**Extracted data**

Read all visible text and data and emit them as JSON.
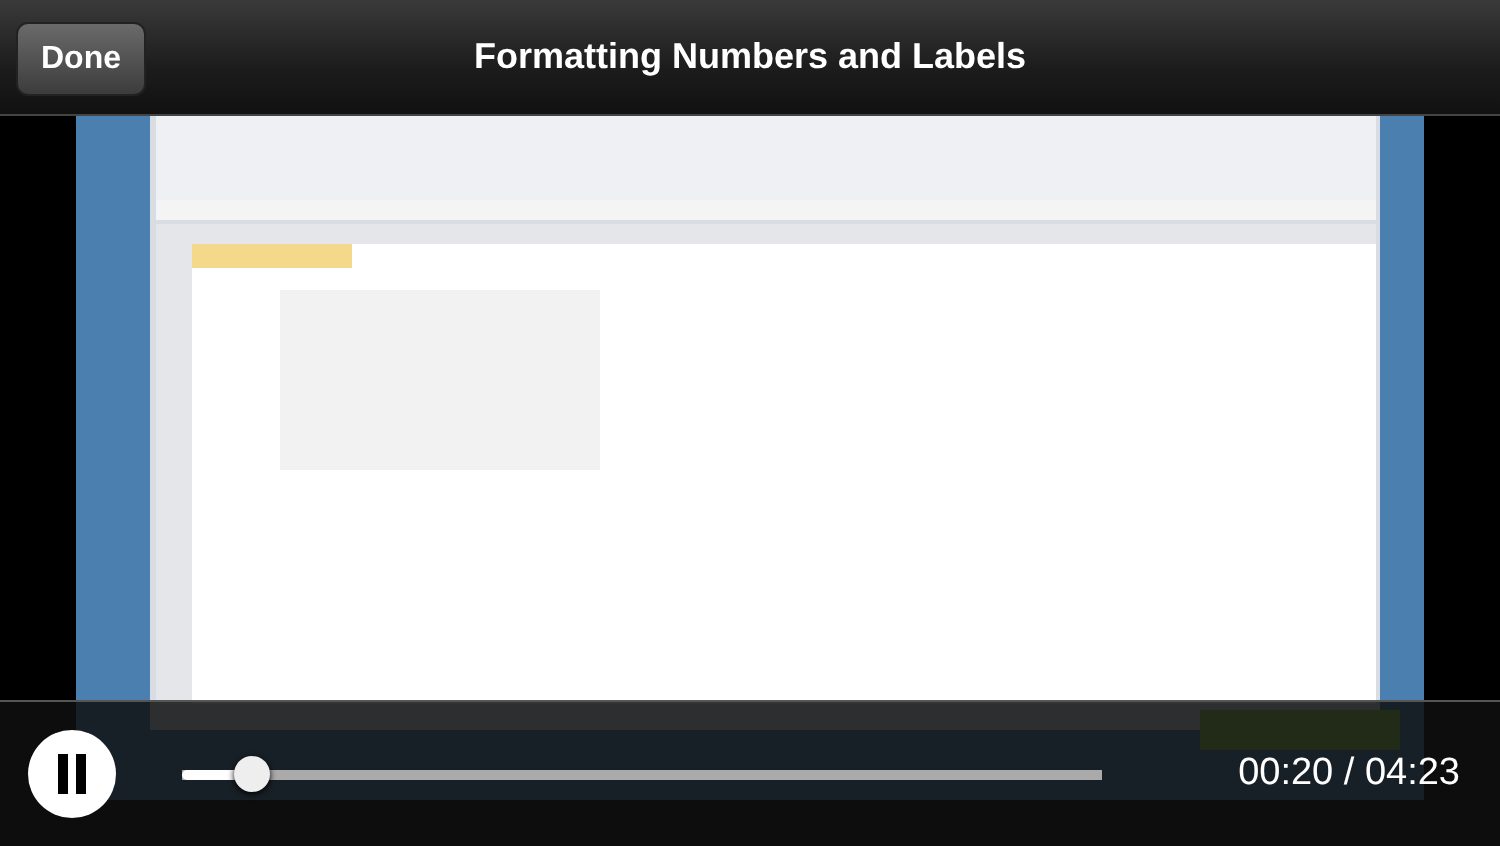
{
  "top_bar": {
    "done_button": "Done",
    "title": "Formatting Numbers and Labels"
  },
  "controls": {
    "playing": true,
    "progress": {
      "level": 0.076
    },
    "time": "00:20 / 04:23"
  }
}
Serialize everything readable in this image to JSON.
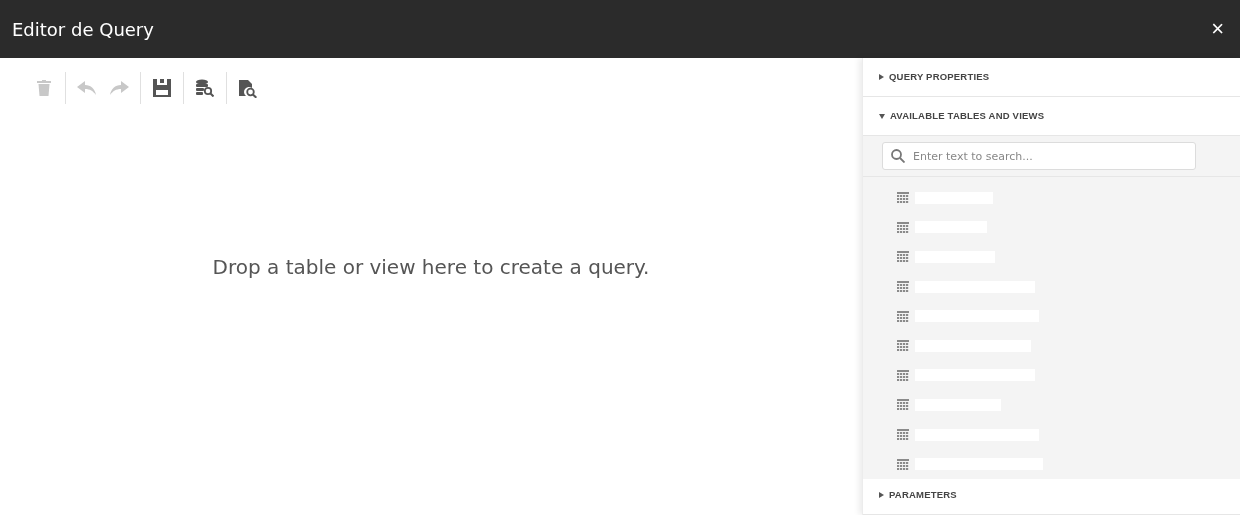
{
  "window": {
    "title": "Editor de Query",
    "close": "×"
  },
  "toolbar": [
    {
      "kind": "delete",
      "disabled": true
    },
    {
      "kind": "undo",
      "disabled": true
    },
    {
      "kind": "redo",
      "disabled": true
    },
    {
      "kind": "save",
      "disabled": false
    },
    {
      "kind": "data-source",
      "disabled": false
    },
    {
      "kind": "preview",
      "disabled": false
    }
  ],
  "canvas": {
    "hint": "Drop a table or view here to create a query."
  },
  "panel": {
    "sections": [
      {
        "title": "QUERY PROPERTIES",
        "expanded": false
      },
      {
        "title": "AVAILABLE TABLES AND VIEWS",
        "expanded": true,
        "search": {
          "placeholder": "Enter text to search..."
        },
        "tables": [
          {
            "kind": "redacted"
          },
          {
            "kind": "redacted"
          },
          {
            "kind": "redacted"
          },
          {
            "kind": "redacted"
          },
          {
            "kind": "redacted"
          },
          {
            "kind": "redacted"
          },
          {
            "kind": "redacted"
          },
          {
            "kind": "redacted"
          },
          {
            "kind": "redacted"
          },
          {
            "kind": "redacted"
          }
        ]
      },
      {
        "title": "PARAMETERS",
        "expanded": false
      }
    ]
  }
}
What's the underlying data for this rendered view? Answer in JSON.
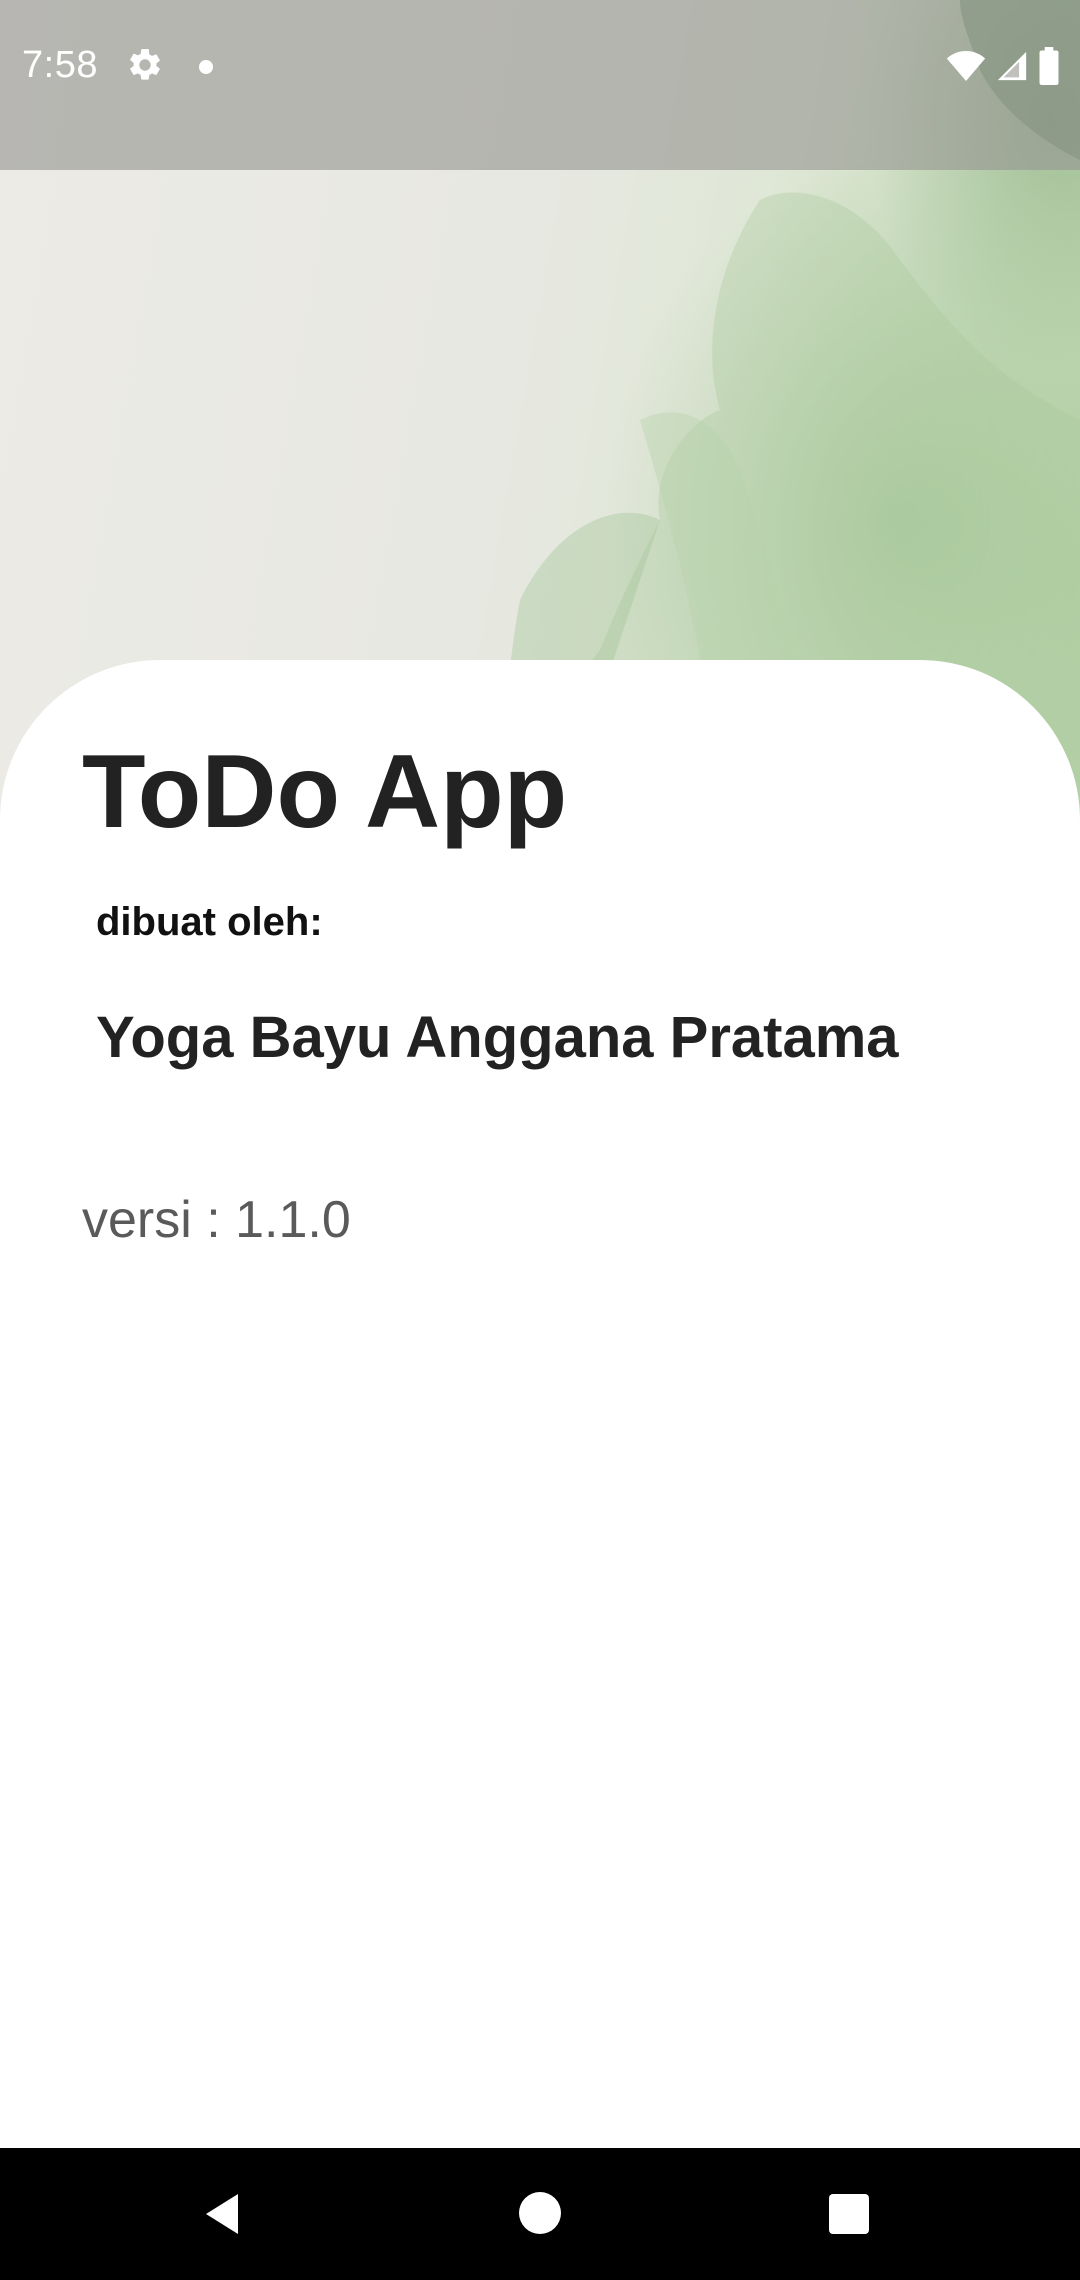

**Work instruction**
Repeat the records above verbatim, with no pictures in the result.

**Task response**
Read all visible text and data and emit them as JSON.
{
  "top_bar": {
    "done_button": "Done",
    "title": "Formatting Numbers and Labels"
  },
  "controls": {
    "playing": true,
    "progress": {
      "level": 0.076
    },
    "time": "00:20 / 04:23"
  }
}
Serialize everything readable in this image to JSON.
{
  "window": {
    "title": "Editor de Query",
    "close": "×"
  },
  "toolbar": [
    {
      "kind": "delete",
      "disabled": true
    },
    {
      "kind": "undo",
      "disabled": true
    },
    {
      "kind": "redo",
      "disabled": true
    },
    {
      "kind": "save",
      "disabled": false
    },
    {
      "kind": "data-source",
      "disabled": false
    },
    {
      "kind": "preview",
      "disabled": false
    }
  ],
  "canvas": {
    "hint": "Drop a table or view here to create a query."
  },
  "panel": {
    "sections": [
      {
        "title": "QUERY PROPERTIES",
        "expanded": false
      },
      {
        "title": "AVAILABLE TABLES AND VIEWS",
        "expanded": true,
        "search": {
          "placeholder": "Enter text to search..."
        },
        "tables": [
          {
            "kind": "redacted"
          },
          {
            "kind": "redacted"
          },
          {
            "kind": "redacted"
          },
          {
            "kind": "redacted"
          },
          {
            "kind": "redacted"
          },
          {
            "kind": "redacted"
          },
          {
            "kind": "redacted"
          },
          {
            "kind": "redacted"
          },
          {
            "kind": "redacted"
          },
          {
            "kind": "redacted"
          }
        ]
      },
      {
        "title": "PARAMETERS",
        "expanded": false
      }
    ]
  }
}
What's the underlying data for this rendered view? Answer in JSON.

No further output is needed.